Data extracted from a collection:
++++++
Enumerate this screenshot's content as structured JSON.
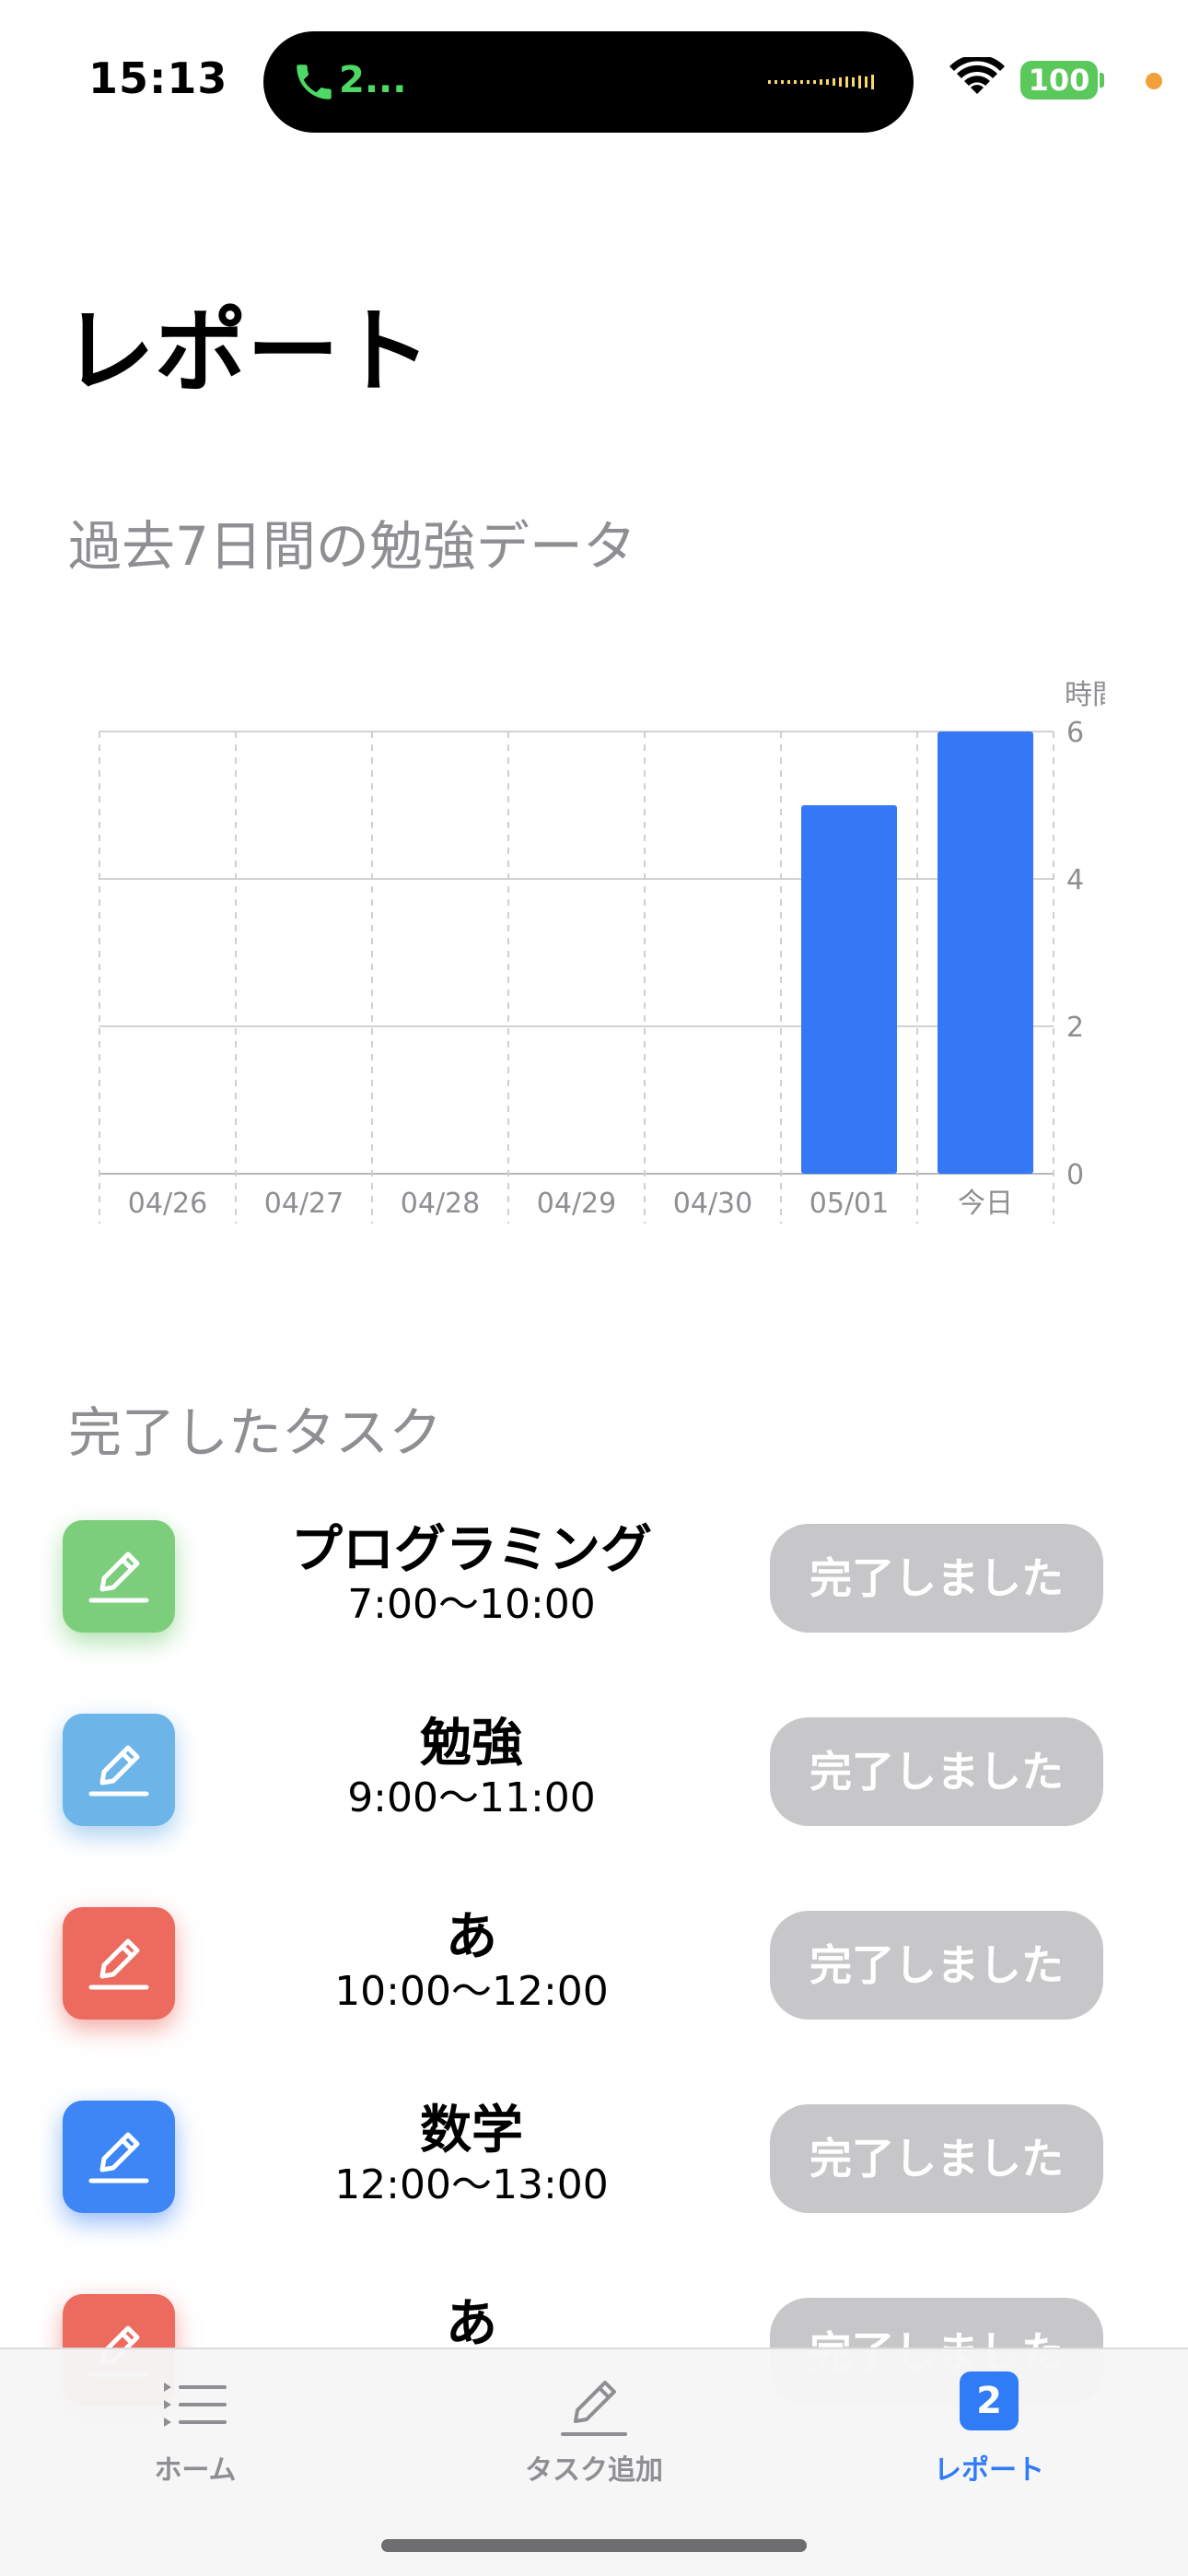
{
  "status": {
    "time": "15:13",
    "call": "2...",
    "battery": "100"
  },
  "page": {
    "title": "レポート"
  },
  "chart_section_title": "過去7日間の勉強データ",
  "chart_data": {
    "type": "bar",
    "ylabel": "時間",
    "categories": [
      "04/26",
      "04/27",
      "04/28",
      "04/29",
      "04/30",
      "05/01",
      "今日"
    ],
    "values": [
      0,
      0,
      0,
      0,
      0,
      5,
      6
    ],
    "ylim": [
      0,
      6
    ],
    "yticks": [
      "0",
      "2",
      "4",
      "6"
    ],
    "bar_color": "#3478f6",
    "grid": true
  },
  "tasks_section_title": "完了したタスク",
  "tasks": [
    {
      "name": "プログラミング",
      "time": "7:00〜10:00",
      "button": "完了しました",
      "color": "#7ccd7c",
      "shadow": "rgba(110,200,110,0.55)"
    },
    {
      "name": "勉強",
      "time": "9:00〜11:00",
      "button": "完了しました",
      "color": "#6db5e8",
      "shadow": "rgba(100,170,230,0.55)"
    },
    {
      "name": "あ",
      "time": "10:00〜12:00",
      "button": "完了しました",
      "color": "#ec6a5e",
      "shadow": "rgba(235,100,90,0.55)"
    },
    {
      "name": "数学",
      "time": "12:00〜13:00",
      "button": "完了しました",
      "color": "#3e86f5",
      "shadow": "rgba(60,130,245,0.55)"
    },
    {
      "name": "あ",
      "time": "",
      "button": "完了しました",
      "color": "#ec6a5e",
      "shadow": "rgba(235,100,90,0.55)"
    }
  ],
  "tabbar": {
    "home": "ホーム",
    "add_task": "タスク追加",
    "report": "レポート",
    "report_badge": "2"
  }
}
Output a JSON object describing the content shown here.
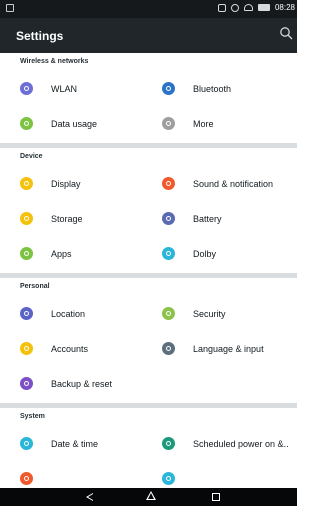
{
  "status_bar": {
    "time": "08:28",
    "icons": [
      "lock-icon",
      "vibrate-icon",
      "alarm-icon",
      "wifi-icon",
      "battery-icon"
    ]
  },
  "app_bar": {
    "title": "Settings",
    "search_icon": "search-icon"
  },
  "sections": {
    "wireless": {
      "title": "Wireless & networks",
      "items": [
        {
          "label": "WLAN",
          "icon": "wifi-icon",
          "color": "#6b6fd6"
        },
        {
          "label": "Bluetooth",
          "icon": "bluetooth-icon",
          "color": "#2b73c8"
        },
        {
          "label": "Data usage",
          "icon": "data-usage-icon",
          "color": "#7cc342"
        },
        {
          "label": "More",
          "icon": "more-icon",
          "color": "#9e9e9e"
        }
      ]
    },
    "device": {
      "title": "Device",
      "items": [
        {
          "label": "Display",
          "icon": "display-icon",
          "color": "#f4c20d"
        },
        {
          "label": "Sound & notification",
          "icon": "bell-icon",
          "color": "#f0592b"
        },
        {
          "label": "Storage",
          "icon": "storage-icon",
          "color": "#f4c20d"
        },
        {
          "label": "Battery",
          "icon": "battery-icon",
          "color": "#5a6bb3"
        },
        {
          "label": "Apps",
          "icon": "android-icon",
          "color": "#7cc342"
        },
        {
          "label": "Dolby",
          "icon": "dolby-icon",
          "color": "#29b6d8"
        }
      ]
    },
    "personal": {
      "title": "Personal",
      "items": [
        {
          "label": "Location",
          "icon": "location-icon",
          "color": "#5a64c8"
        },
        {
          "label": "Security",
          "icon": "security-icon",
          "color": "#8bc34a"
        },
        {
          "label": "Accounts",
          "icon": "accounts-icon",
          "color": "#f4c20d"
        },
        {
          "label": "Language & input",
          "icon": "language-icon",
          "color": "#5d6f7d"
        },
        {
          "label": "Backup & reset",
          "icon": "backup-icon",
          "color": "#7c4fc6"
        }
      ]
    },
    "system": {
      "title": "System",
      "items": [
        {
          "label": "Date & time",
          "icon": "clock-icon",
          "color": "#29b6d8"
        },
        {
          "label": "Scheduled power on &..",
          "icon": "scheduled-power-icon",
          "color": "#1a9a7a"
        },
        {
          "label": "",
          "icon": "accessibility-icon",
          "color": "#f0592b"
        },
        {
          "label": "",
          "icon": "printing-icon",
          "color": "#29b6d8"
        }
      ]
    }
  },
  "nav_bar": {
    "back": "back-icon",
    "home": "home-icon",
    "recents": "recents-icon"
  }
}
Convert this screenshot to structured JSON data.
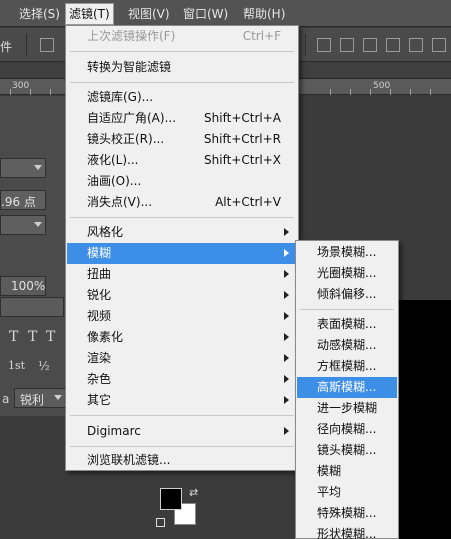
{
  "menubar": {
    "items": [
      {
        "label": "选择(S)"
      },
      {
        "label": "滤镜(T)"
      },
      {
        "label": "视图(V)"
      },
      {
        "label": "窗口(W)"
      },
      {
        "label": "帮助(H)"
      }
    ]
  },
  "options": {
    "partial_label": "件"
  },
  "ruler": {
    "ticks": [
      "300",
      "500"
    ]
  },
  "left_panel": {
    "size_value": ".96 点",
    "percent": "100%",
    "symbols": [
      "T",
      "T",
      "T",
      "1st",
      "½"
    ],
    "antialias": "锐利",
    "antialias_prefix": "a",
    "antialias_prefix2": "a"
  },
  "filter_menu": {
    "items": [
      {
        "label": "上次滤镜操作(F)",
        "shortcut": "Ctrl+F",
        "disabled": true
      },
      {
        "label": "转换为智能滤镜"
      },
      {
        "label": "滤镜库(G)..."
      },
      {
        "label": "自适应广角(A)...",
        "shortcut": "Shift+Ctrl+A"
      },
      {
        "label": "镜头校正(R)...",
        "shortcut": "Shift+Ctrl+R"
      },
      {
        "label": "液化(L)...",
        "shortcut": "Shift+Ctrl+X"
      },
      {
        "label": "油画(O)..."
      },
      {
        "label": "消失点(V)...",
        "shortcut": "Alt+Ctrl+V"
      },
      {
        "label": "风格化"
      },
      {
        "label": "模糊"
      },
      {
        "label": "扭曲"
      },
      {
        "label": "锐化"
      },
      {
        "label": "视频"
      },
      {
        "label": "像素化"
      },
      {
        "label": "渲染"
      },
      {
        "label": "杂色"
      },
      {
        "label": "其它"
      },
      {
        "label": "Digimarc"
      },
      {
        "label": "浏览联机滤镜..."
      }
    ]
  },
  "blur_submenu": {
    "items": [
      {
        "label": "场景模糊..."
      },
      {
        "label": "光圈模糊..."
      },
      {
        "label": "倾斜偏移..."
      },
      {
        "label": "表面模糊..."
      },
      {
        "label": "动感模糊..."
      },
      {
        "label": "方框模糊..."
      },
      {
        "label": "高斯模糊..."
      },
      {
        "label": "进一步模糊"
      },
      {
        "label": "径向模糊..."
      },
      {
        "label": "镜头模糊..."
      },
      {
        "label": "模糊"
      },
      {
        "label": "平均"
      },
      {
        "label": "特殊模糊..."
      },
      {
        "label": "形状模糊..."
      }
    ]
  },
  "colors": {
    "menu_highlight": "#3d8ee6",
    "foreground": "#000000",
    "background": "#ffffff"
  }
}
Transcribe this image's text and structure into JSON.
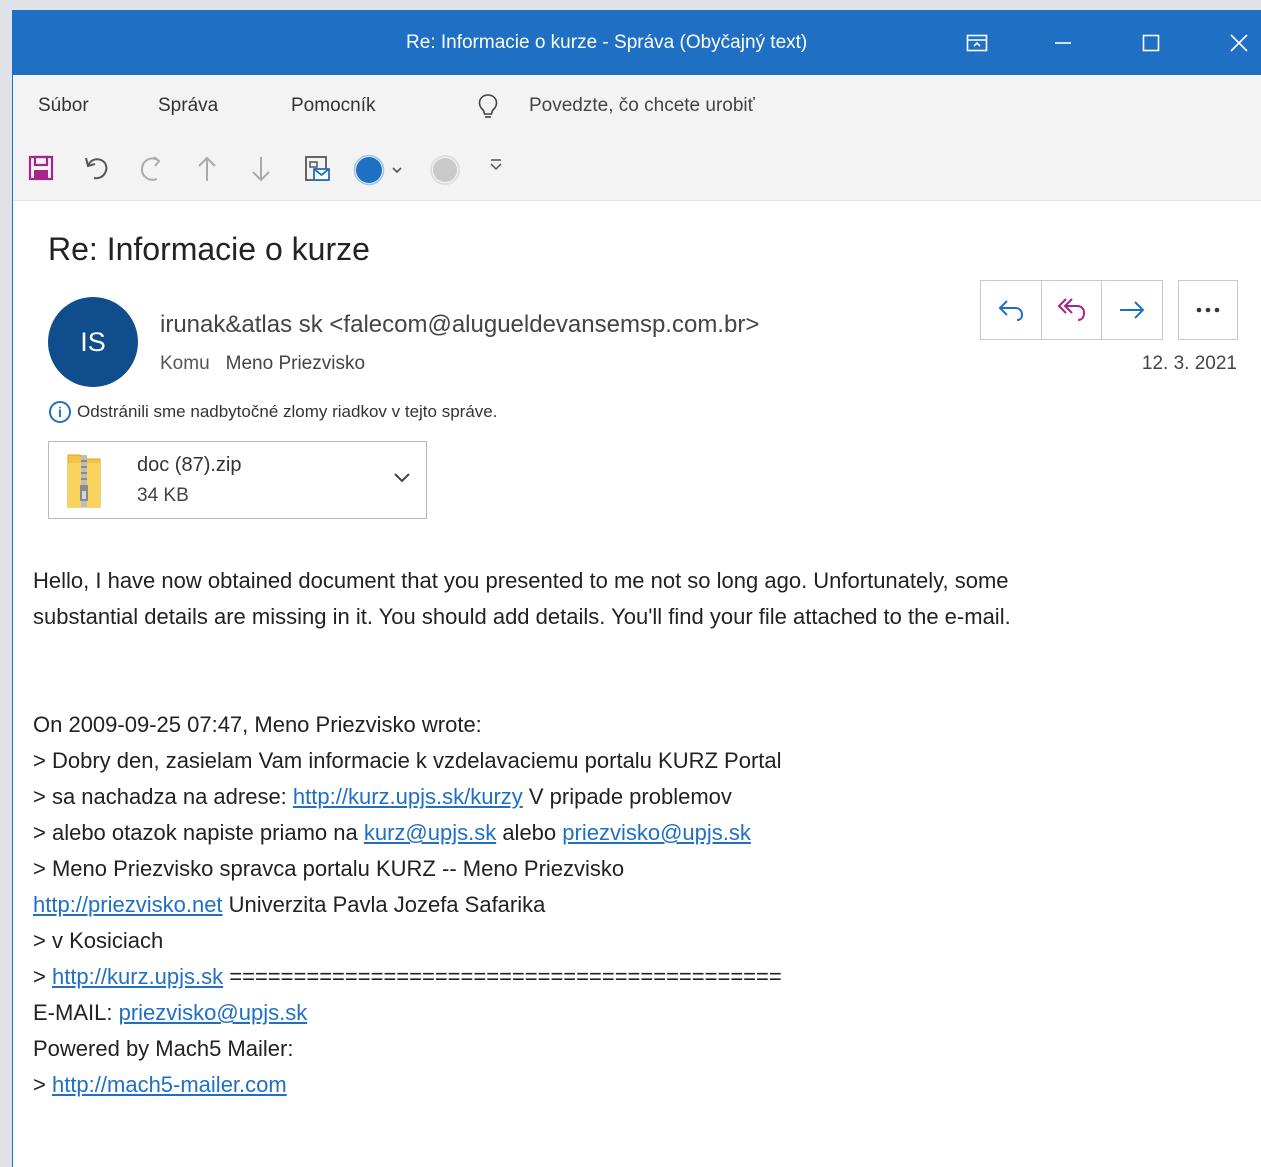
{
  "window": {
    "title": "Re: Informacie o kurze  -  Správa (Obyčajný text)"
  },
  "menu": {
    "items": [
      "Súbor",
      "Správa",
      "Pomocník"
    ],
    "tell_me": "Povedzte, čo chcete urobiť"
  },
  "message": {
    "subject": "Re: Informacie o kurze",
    "avatar_initials": "IS",
    "sender": "irunak&atlas sk <falecom@alugueldevansemsp.com.br>",
    "to_label": "Komu",
    "to_value": "Meno Priezvisko",
    "date": "12. 3. 2021",
    "info_notice": "Odstránili sme nadbytočné zlomy riadkov v tejto správe.",
    "attachment": {
      "name": "doc (87).zip",
      "size": "34 KB"
    }
  },
  "body": {
    "para1_line1": "Hello, I have now obtained document that you presented to me not so long ago. Unfortunately, some",
    "para1_line2": "substantial details are missing in it. You should add details. You'll find your file attached to the e-mail.",
    "q_line1": "On 2009-09-25 07:47, Meno Priezvisko wrote:",
    "q_line2": "> Dobry den, zasielam Vam informacie k vzdelavaciemu portalu KURZ Portal",
    "q_line3_prefix": "> sa nachadza na adrese: ",
    "q_line3_link": "http://kurz.upjs.sk/kurzy",
    "q_line3_suffix": "  V pripade problemov",
    "q_line4_prefix": "> alebo otazok napiste priamo na ",
    "q_line4_link1": "kurz@upjs.sk",
    "q_line4_mid": " alebo ",
    "q_line4_link2": "priezvisko@upjs.sk",
    "q_line5": "> Meno Priezvisko spravca portalu KURZ -- Meno Priezvisko",
    "q_line6_link": "http://priezvisko.net",
    "q_line6_suffix": " Univerzita Pavla Jozefa Safarika",
    "q_line7": "> v Kosiciach",
    "q_line8_prefix": "> ",
    "q_line8_link": "http://kurz.upjs.sk",
    "q_line8_suffix": " ===========================================",
    "q_line9_prefix": "E-MAIL: ",
    "q_line9_link": "priezvisko@upjs.sk",
    "q_line10": "Powered by Mach5 Mailer:",
    "q_line11_prefix": "> ",
    "q_line11_link": "http://mach5-mailer.com"
  }
}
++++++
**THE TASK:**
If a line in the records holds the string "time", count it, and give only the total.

**FINISHED EXERCISE:**
8